is also worthy of note that Peru was ranked as second only to Colombia in the World Bank Group’s ease of doing busi- ness rankings for the Latin American region and is currently ranked seventh by Bloomberg among the world’s most attractive emerging markets. Peru’s FDI has dropped 11 percent through August 2015, but compared to most other LAC countries, it is still commanding signifi- cant investment.
Divestments and declines in Mexico
In contrast to Peru, Mexico had the greatest loss of investment of all coun- tries in the region for 2014. It is import- ant to note, in considering the decrease, that numbers were inflated the prior year due to the acquisition of beer maker Grupo Modelo by a European company. Significant as well to the drop from 2013 to 2014 is that AT&T divested itself of holdings in América Móvil (a loss of US $5.6 billion). As noted above, this drop has been significantly ameliorated in 2015.
Good and bad in Guatemala
For Guatemala, foreign direct invest- ment increased to US $1.4 billion in 2014, the highest number ever recorded for the country. However, FDI dropped through August of 2015 by 26 percent.

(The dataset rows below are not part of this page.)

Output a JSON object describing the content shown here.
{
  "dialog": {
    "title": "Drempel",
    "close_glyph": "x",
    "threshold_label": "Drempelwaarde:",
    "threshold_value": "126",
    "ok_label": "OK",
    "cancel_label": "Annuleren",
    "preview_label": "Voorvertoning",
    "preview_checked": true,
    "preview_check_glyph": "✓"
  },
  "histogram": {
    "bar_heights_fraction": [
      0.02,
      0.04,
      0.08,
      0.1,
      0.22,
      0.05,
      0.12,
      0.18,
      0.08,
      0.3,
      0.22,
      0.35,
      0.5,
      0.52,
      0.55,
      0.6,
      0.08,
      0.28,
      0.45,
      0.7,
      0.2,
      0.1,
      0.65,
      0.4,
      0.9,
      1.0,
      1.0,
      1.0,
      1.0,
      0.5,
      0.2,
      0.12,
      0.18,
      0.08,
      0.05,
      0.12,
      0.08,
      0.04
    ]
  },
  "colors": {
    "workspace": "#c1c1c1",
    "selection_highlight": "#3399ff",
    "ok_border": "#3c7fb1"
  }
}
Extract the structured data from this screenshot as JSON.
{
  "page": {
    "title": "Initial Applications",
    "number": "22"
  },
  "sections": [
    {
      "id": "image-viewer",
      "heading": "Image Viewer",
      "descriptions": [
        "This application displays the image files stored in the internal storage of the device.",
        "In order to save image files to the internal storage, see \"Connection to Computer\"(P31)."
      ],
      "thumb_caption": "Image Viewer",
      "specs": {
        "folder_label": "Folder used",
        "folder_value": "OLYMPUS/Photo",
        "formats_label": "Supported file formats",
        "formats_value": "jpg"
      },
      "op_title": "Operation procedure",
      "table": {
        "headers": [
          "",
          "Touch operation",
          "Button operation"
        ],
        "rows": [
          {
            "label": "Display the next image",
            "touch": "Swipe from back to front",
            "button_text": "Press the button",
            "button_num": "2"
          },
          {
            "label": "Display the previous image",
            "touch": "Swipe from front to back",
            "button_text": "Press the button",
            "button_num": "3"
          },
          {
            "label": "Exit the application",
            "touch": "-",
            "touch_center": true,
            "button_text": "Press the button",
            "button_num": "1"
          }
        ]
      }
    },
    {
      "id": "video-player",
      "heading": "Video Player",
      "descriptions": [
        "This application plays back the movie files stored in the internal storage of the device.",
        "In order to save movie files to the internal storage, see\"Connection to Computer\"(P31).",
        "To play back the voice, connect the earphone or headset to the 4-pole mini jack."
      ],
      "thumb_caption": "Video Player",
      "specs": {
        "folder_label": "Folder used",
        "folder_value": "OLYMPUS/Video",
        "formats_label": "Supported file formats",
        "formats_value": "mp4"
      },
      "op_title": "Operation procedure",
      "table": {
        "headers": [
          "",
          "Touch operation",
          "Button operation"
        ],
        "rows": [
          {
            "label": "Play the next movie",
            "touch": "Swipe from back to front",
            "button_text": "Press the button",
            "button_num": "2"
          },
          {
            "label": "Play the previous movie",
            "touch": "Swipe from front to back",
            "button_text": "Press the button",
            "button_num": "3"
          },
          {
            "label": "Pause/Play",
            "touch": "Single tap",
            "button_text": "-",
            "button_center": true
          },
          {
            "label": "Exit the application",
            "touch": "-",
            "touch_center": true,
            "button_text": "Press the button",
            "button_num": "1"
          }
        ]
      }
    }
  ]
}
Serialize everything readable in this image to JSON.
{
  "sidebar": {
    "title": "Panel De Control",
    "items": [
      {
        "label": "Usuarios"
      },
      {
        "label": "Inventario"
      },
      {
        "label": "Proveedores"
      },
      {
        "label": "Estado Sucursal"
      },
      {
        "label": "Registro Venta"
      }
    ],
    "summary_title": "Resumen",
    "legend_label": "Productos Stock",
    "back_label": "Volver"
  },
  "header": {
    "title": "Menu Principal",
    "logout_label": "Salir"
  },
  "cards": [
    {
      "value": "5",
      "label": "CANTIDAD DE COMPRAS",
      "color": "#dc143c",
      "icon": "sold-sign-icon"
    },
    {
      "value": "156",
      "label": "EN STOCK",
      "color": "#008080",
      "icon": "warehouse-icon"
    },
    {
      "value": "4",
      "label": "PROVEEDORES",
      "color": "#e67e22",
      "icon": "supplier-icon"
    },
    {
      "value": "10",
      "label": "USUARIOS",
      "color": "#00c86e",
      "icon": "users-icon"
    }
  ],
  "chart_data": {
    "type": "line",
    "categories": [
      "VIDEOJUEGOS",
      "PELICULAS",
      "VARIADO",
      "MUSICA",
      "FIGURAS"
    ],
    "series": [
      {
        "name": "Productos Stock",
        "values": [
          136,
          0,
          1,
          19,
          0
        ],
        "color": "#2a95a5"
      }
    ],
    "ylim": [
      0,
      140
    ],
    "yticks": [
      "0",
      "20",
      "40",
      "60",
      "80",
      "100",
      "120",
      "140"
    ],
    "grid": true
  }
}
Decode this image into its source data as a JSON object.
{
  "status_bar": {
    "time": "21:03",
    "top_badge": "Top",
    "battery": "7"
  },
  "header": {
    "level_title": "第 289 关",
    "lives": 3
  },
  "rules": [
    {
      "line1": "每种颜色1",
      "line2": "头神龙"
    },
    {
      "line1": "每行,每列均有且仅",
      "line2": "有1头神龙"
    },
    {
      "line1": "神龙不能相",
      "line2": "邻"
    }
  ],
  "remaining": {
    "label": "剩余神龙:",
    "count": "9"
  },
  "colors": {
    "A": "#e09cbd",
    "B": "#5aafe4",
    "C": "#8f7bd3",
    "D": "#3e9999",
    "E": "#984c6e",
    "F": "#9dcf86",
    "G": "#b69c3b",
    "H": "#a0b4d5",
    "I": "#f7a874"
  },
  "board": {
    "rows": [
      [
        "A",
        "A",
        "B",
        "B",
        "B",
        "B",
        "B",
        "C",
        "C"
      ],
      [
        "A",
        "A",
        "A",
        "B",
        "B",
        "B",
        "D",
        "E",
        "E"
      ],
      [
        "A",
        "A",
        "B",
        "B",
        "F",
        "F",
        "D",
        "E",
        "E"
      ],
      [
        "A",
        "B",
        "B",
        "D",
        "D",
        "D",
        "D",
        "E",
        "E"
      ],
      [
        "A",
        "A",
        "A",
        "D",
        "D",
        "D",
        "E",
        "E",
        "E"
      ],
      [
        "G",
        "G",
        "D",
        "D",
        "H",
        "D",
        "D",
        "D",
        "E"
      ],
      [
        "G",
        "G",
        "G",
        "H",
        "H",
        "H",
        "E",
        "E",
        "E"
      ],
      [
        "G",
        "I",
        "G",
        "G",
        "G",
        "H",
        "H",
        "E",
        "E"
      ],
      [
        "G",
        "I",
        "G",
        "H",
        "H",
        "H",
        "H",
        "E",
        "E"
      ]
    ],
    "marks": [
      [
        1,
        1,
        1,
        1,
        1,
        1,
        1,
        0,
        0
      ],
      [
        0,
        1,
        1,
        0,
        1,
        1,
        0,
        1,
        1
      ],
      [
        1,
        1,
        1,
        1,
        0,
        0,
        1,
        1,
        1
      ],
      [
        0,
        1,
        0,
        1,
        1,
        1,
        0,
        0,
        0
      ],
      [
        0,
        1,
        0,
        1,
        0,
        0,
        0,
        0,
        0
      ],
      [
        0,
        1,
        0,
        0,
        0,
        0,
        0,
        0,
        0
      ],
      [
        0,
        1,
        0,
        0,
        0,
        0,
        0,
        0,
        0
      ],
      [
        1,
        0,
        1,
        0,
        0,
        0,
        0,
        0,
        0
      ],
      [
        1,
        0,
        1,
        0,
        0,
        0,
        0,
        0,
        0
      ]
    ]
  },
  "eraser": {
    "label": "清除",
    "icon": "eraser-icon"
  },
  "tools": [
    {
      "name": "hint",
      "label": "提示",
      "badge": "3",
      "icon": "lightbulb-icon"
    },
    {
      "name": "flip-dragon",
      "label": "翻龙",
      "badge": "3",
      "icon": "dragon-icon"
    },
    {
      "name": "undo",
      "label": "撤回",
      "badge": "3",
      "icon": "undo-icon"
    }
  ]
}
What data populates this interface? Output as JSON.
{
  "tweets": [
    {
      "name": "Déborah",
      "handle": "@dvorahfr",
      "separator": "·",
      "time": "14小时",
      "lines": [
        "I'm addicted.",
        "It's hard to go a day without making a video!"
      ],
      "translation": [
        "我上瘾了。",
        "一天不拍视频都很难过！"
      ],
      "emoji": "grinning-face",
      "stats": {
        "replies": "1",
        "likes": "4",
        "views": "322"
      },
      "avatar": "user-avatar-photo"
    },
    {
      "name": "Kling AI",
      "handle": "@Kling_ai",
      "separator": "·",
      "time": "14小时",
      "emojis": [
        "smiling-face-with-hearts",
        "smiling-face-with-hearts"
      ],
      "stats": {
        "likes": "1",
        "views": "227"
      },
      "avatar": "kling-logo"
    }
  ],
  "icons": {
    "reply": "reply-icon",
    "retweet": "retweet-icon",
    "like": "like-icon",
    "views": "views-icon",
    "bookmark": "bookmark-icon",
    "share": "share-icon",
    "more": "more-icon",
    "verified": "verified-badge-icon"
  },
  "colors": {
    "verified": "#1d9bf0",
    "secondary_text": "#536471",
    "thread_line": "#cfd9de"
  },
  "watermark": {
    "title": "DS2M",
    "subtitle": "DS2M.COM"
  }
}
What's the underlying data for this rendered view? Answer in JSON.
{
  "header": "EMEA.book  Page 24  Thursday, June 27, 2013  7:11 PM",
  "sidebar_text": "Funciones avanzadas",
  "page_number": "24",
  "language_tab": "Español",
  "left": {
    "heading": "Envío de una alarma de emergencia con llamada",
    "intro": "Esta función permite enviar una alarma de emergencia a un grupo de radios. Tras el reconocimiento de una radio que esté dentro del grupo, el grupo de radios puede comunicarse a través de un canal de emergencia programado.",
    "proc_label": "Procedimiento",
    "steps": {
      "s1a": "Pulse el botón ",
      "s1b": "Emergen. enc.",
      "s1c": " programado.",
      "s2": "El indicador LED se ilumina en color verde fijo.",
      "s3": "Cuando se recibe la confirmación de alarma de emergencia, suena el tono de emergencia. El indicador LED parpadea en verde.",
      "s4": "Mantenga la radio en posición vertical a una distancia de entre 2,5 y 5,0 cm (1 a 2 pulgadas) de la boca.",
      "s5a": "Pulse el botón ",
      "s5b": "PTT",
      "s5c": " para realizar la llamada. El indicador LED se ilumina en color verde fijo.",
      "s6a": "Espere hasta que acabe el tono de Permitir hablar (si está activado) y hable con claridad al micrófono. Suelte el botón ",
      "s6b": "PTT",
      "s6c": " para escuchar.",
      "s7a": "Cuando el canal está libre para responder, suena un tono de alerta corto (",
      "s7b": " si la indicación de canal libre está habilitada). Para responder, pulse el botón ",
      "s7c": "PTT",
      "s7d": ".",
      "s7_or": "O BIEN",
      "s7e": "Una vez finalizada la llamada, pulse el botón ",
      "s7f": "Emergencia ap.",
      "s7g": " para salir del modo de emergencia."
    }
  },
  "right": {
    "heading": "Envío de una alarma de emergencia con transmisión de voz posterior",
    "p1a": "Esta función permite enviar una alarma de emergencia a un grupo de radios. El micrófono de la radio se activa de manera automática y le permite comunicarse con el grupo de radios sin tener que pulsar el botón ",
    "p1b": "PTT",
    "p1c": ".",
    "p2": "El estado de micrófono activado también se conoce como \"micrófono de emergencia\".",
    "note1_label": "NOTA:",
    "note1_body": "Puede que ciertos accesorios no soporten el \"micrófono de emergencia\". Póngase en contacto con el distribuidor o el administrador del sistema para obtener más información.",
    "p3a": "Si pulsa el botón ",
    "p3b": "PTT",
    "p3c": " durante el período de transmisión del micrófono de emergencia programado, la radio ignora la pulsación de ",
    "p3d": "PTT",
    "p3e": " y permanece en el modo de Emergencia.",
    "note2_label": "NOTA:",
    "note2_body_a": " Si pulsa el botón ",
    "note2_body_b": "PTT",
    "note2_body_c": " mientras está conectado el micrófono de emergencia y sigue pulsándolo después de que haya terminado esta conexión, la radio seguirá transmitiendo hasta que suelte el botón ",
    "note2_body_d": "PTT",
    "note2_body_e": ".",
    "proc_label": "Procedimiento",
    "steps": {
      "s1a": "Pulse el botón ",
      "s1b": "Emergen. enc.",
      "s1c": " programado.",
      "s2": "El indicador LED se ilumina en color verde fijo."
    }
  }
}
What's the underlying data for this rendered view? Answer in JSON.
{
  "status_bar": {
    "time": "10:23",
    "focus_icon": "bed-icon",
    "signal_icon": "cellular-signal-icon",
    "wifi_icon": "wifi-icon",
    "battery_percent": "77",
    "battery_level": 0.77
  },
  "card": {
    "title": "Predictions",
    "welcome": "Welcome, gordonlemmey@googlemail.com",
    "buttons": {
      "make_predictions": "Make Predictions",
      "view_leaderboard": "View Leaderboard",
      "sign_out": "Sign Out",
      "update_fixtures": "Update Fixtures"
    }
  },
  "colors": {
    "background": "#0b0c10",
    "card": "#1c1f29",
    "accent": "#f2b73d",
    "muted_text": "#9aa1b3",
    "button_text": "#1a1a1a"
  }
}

Energy received greater investment than natural resources, capturing 24 percent of the inflows, as opposed to 23 percent for natural resources. Retail received
15 percent of inflows, and manufactur- ing dropped to 13 percent. Some of the investments in Guatemalan industries include the construction of a ferronickel mine (US $300 million), a port enlarge- ment (US $252 million) related to the expansion of the Panama Canal, and additional mining investments.
Elsewhere in Latin America
Argentina saw a boost in FDI in 2015, but this was largely thanks to an ac- counting procedure describing Spanish company Respol’s divestment of oil firm YPF, an event that actually occurred in 2014. Discounting those numbers, FDI in Argentina has actually dropped 11.5 percent over the same period in 2014. Inflows to Bolivia, Costa Rica, and Nic- aragua were fairly stable in 2015, each losing less than 5 percent over 2014.
Unfortunately, most Caribbean countries are suffering with low FDI and a lack of government funds to improve econo- mies. National debt, on average, reached 78.6 percent of GDP, and Jamaica even experienced national debt of 100 percent GDP. FDI in the entire region decreased by almost US $300 million from 2013 to 2014.
Heavily dependent on tourism, the Caribbean is still seeing investment in resorts, hotels, and vacation proper- ties, particularly in countries like the Dominican Republic, the Bahamas, and Barbados. FDI in the Dominican Repub- lic’s tourism industry began declining
in 2009 but has picked up since 2013. Even with a surplus in accommodations for tourism-heavy islands and increasing competition from other vacation spots
Latin American Countries: Investment as a % of GDP
source: IMF 28.3
  Peru Chile Mex Col Brazil
According to the Council on Foreign Relations, although FDI in Latin America is down, the destination mix for investments in 2014 was encouraging, with nearly half going to services, 36 percent to manufacturing, and the rest to natural resources.

   22   23   24   25   26